The friend stuff? Well, vacations, even if they are working ones like the one I had, can be proving ground for relationships. This trip to D.C. made me re-think about my friendships and why I had made these horrible assumptions about certain ones.
I just didn’t feel the same afterward. I felt the weight of the imbalance and have moved on from a few friendships, ones that I knew were already gone, or ones that proved themselves to be not worth the time and effort I put into them. And it sucks.
I care too much, period. And as I’ve been re-learning who I am and what I value, it’s been tough to see how overextended I am in relationships. It’s probably penance for when I felt like I was being too much or demanded too much in friendships. Either way, it’s been unhealthy, and I wasn’t expecting to let go as I’ve done recently. But, I feel better, so that means it was for the best.
This is one of my adulting flaws: I’m not good at demoting friends, or making them less of a priority. It’s like trying to be friends with exes–I just don’t do it. Either we’re friends or we’re not.
I am not the perfect friend, but I want to be a good friend–a better friend, even. I definitely am not the perfect daughter, but I tried to be and failed. And that’s OK–pleasing mothers, narcissistic or not, is an impossible task.
Driving over a thousand miles, I came back home and was feeling not as connected, to my mom or to a few people I called friends. I wasn’t expecting that.
But that’s what was true. It’s not pretty, and I’m not that elegant when it comes to the nuances of human relationships. Maybe I’m as elegant as a butter knife sawing through a steak.
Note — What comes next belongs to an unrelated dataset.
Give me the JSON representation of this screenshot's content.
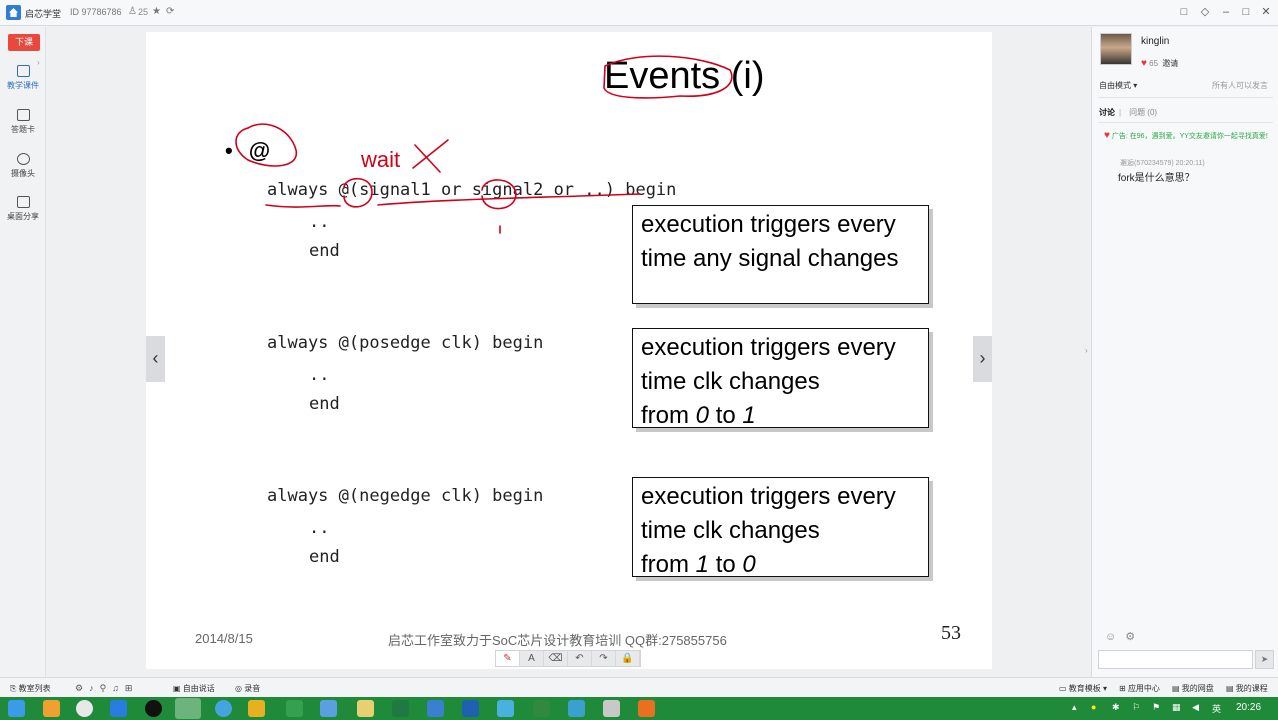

But I do want to get better, so I don’t have to cut and run so often–or at all.
Instead of seeing the world as black and white, a point of view that a a sun opposition moon aspect in astrology can create, I can better perceive those shades of grey, these subtler gradations of where most of us live, just trying to do our best.